▸ WORK TO COMPLETE:
Could each entry below be printed again exactly as given?

▸ RECORDS TO PROCESS:
>>>>

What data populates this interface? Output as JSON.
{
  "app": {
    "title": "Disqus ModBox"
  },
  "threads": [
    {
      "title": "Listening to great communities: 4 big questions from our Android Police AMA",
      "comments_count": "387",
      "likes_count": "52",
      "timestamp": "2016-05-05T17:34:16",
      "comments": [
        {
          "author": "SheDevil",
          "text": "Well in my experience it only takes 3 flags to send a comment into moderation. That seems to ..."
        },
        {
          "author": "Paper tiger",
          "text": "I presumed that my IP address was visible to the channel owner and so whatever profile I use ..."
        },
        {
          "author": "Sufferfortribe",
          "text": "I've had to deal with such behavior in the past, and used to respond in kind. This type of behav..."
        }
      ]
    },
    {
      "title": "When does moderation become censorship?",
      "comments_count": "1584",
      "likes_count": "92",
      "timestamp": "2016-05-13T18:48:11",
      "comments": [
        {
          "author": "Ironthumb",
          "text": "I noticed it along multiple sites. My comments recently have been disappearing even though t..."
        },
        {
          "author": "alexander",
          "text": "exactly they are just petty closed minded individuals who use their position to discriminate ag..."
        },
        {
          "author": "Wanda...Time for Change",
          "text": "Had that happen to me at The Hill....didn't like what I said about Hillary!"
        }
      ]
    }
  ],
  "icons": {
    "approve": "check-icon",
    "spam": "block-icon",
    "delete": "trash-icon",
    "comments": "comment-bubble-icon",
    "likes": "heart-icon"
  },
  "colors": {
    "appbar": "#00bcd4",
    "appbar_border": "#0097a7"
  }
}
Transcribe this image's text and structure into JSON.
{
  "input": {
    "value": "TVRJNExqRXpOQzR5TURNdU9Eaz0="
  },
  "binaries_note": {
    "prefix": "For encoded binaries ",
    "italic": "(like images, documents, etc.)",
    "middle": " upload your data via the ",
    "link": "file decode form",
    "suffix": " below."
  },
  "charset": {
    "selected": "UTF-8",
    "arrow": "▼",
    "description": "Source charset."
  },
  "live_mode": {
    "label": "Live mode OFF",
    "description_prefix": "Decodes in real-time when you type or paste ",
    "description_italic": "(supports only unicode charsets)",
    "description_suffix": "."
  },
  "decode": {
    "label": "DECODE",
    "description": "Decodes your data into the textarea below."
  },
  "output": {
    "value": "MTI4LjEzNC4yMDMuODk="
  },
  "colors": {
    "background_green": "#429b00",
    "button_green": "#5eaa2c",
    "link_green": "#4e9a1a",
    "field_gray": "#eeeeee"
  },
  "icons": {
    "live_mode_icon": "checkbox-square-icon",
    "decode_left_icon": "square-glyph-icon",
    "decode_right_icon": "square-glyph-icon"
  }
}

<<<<

▸ COMPLETED TASK:
What data populates this interface? Output as JSON.
{
  "app": {
    "title": "Disqus ModBox"
  },
  "threads": [
    {
      "title": "Listening to great communities: 4 big questions from our Android Police AMA",
      "comments_count": "387",
      "likes_count": "52",
      "timestamp": "2016-05-05T17:34:16",
      "comments": [
        {
          "author": "SheDevil",
          "text": "Well in my experience it only takes 3 flags to send a comment into moderation. That seems to ..."
        },
        {
          "author": "Paper tiger",
          "text": "I presumed that my IP address was visible to the channel owner and so whatever profile I use ..."
        },
        {
          "author": "Sufferfortribe",
          "text": "I've had to deal with such behavior in the past, and used to respond in kind. This type of behav..."
        }
      ]
    },
    {
      "title": "When does moderation become censorship?",
      "comments_count": "1584",
      "likes_count": "92",
      "timestamp": "2016-05-13T18:48:11",
      "comments": [
        {
          "author": "Ironthumb",
          "text": "I noticed it along multiple sites. My comments recently have been disappearing even though t..."
        },
        {
          "author": "alexander",
          "text": "exactly they are just petty closed minded individuals who use their position to discriminate ag..."
        },
        {
          "author": "Wanda...Time for Change",
          "text": "Had that happen to me at The Hill....didn't like what I said about Hillary!"
        }
      ]
    }
  ],
  "icons": {
    "approve": "check-icon",
    "spam": "block-icon",
    "delete": "trash-icon",
    "comments": "comment-bubble-icon",
    "likes": "heart-icon"
  },
  "colors": {
    "appbar": "#00bcd4",
    "appbar_border": "#0097a7"
  }
}
Transcribe this image's text and structure into JSON.
{
  "input": {
    "value": "TVRJNExqRXpOQzR5TURNdU9Eaz0="
  },
  "binaries_note": {
    "prefix": "For encoded binaries ",
    "italic": "(like images, documents, etc.)",
    "middle": " upload your data via the ",
    "link": "file decode form",
    "suffix": " below."
  },
  "charset": {
    "selected": "UTF-8",
    "arrow": "▼",
    "description": "Source charset."
  },
  "live_mode": {
    "label": "Live mode OFF",
    "description_prefix": "Decodes in real-time when you type or paste ",
    "description_italic": "(supports only unicode charsets)",
    "description_suffix": "."
  },
  "decode": {
    "label": "DECODE",
    "description": "Decodes your data into the textarea below."
  },
  "output": {
    "value": "MTI4LjEzNC4yMDMuODk="
  },
  "colors": {
    "background_green": "#429b00",
    "button_green": "#5eaa2c",
    "link_green": "#4e9a1a",
    "field_gray": "#eeeeee"
  },
  "icons": {
    "live_mode_icon": "checkbox-square-icon",
    "decode_left_icon": "square-glyph-icon",
    "decode_right_icon": "square-glyph-icon"
  }
}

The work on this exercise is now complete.